Americans’ fast food intake exposes them to high amounts of saturated fat, sodium and sugar, but also to harmful chemicals in fast food.
Researchers say these three changes can help Americans reduce the carbon footprint of their food purchases—without big dietary changes.
There may be good reason to use supplements for vegan women: white vegan women close to menopause have a 55% greater risk for hip fracture.
Scientists suggest that vegetable oils can raise inflammation levels in the body and raise the risk for certain health conditions.
Help meet your client questions with a basic understanding of what distinguishes food allergies from intolerances and sensitivities.
Data shows that about 46 million U.S. adults have a peanut allergy. Research suggests that earlier exposure may help curb a later allergy.
Strawberries lead the Environmental Working Group’s Dirty Dozen fruit that contain the highest levels of pesticides from crop spraying.
Research analysis finds associations between caffeine and pregnancy outcomes like miscarriage, stillbirth, low birth weight and preterm birth.
Research from the USDA suggests that many home cooks may not know how to handle frozen foods properly, which can elevate the risk for foodborne illness.
Consuming the high-fructose corn syrup appears to be linked to heart disease risk, mainly because it contains both fructose and glucose.
Rice is a staple for millions of people, but the grainy dark side is that it often contains arsenic, a carcinogen that contributes to health problems.
The U.S. Food and Drug Administration has announced that manufacturers should voluntarily declare sesame an allergen ingredient on food labels.
A team of researchers in Australia tested seafood purchased from a market in Australia and found every sample contained traces of microplastics.
Lettuce grown on the international space station retained most of its nutritional value, including its antioxidant levels.
In recent years, plenty of research has shown that a daily tea habit can have some steep health benefits. But if you dunk tea bags in steamy water, you may be drinking microplastics with your brew, say researchers at Quebec’s McGill University. They found that steeping tea bags made with plastic (yes, surprise, many bags are made from plastics like polyethylene terephthalate) at a brewing temperature of 203 degrees Fahrenheit released 11.6 billion microplastics and 3.1 billion nanoplastics into a single cup of tea.
According to a study in Endocrinology, soybean oil may cause genetic changes that lead to neurological conditions such as autism, Alzheimer’s disease, anxiety and depression. Researchers compared mice that were fed three different diets high…
For years, nutrition and health experts have been telling us to cut back on our intake of red meat. Now, a controversial new analysis says this advice was largely unwarranted.

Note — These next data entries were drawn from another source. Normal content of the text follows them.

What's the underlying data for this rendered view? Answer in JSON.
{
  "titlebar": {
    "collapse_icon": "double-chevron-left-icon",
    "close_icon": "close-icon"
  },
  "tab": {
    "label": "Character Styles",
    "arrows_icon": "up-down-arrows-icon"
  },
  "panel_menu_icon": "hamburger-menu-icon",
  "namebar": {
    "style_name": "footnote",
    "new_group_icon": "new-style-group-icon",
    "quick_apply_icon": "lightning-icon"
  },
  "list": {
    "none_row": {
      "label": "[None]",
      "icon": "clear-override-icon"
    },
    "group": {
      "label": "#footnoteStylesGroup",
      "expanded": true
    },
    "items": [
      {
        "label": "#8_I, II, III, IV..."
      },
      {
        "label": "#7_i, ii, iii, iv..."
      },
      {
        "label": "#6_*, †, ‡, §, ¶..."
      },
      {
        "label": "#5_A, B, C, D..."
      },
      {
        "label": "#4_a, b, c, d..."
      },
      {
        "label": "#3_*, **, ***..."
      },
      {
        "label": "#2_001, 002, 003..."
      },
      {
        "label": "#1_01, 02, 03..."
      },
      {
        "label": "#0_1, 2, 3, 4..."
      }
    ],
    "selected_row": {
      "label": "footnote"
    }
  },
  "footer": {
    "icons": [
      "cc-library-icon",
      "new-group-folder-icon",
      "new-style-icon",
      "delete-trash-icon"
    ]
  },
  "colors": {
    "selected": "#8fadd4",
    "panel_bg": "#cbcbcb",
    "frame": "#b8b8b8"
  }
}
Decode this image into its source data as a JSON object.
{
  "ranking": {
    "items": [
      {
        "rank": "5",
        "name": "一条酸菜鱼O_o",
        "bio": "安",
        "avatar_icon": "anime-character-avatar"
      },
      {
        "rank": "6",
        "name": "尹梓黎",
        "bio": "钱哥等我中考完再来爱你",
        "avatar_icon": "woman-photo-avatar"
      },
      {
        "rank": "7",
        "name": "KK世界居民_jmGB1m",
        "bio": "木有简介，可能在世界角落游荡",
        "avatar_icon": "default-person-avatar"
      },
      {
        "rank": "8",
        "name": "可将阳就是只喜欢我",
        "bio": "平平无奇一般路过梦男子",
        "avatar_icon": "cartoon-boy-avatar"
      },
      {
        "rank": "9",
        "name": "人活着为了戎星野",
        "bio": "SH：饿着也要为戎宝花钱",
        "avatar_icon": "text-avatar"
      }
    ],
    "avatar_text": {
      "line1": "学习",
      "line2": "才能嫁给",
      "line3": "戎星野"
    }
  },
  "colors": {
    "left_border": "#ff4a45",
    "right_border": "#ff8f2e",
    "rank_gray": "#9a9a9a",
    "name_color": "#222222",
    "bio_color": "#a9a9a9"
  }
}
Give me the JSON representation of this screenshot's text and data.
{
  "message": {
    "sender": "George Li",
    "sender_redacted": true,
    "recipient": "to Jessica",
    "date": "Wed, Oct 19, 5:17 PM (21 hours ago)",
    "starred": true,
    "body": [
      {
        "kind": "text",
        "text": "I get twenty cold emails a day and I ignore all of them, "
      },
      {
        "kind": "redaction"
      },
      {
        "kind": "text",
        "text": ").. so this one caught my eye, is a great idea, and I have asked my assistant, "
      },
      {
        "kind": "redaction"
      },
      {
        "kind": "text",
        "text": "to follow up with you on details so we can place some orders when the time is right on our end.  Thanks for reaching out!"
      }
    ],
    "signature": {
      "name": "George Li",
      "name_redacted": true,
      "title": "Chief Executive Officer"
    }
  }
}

Many home cooks believe you need to wash poultry, but an observational study from the U.S. Department of Agriculture (USDA) found that 60% of people who rinsed raw chicken before cooking had potentially harmful bacteria left in their sinks afterward, and 14% had bacteria lingering in the sink even after cleaning it. Perhaps even more worrisome: More than 26% of study participants transferred bacteria from their cleaned bird to nearby lettuce. The USDA says the best practice is not to wash poultry prior to cooking, but instead to make sure you cook the meat to an internal temperature of 165 degrees Fahrenheit, which will knock out dangerous bugs.
People can get caught up in the details of paleo, ketogenic and gluten-free diets, but one of the most buzzworthy eating styles at the moment is also super simple. It’s the plant-based diet—one that places less emphasis on animal-based foods and more on dishes derived from the plant kingdom.
For people prone to “throbbing brain pain,” it may be smart to go easy on the coffee.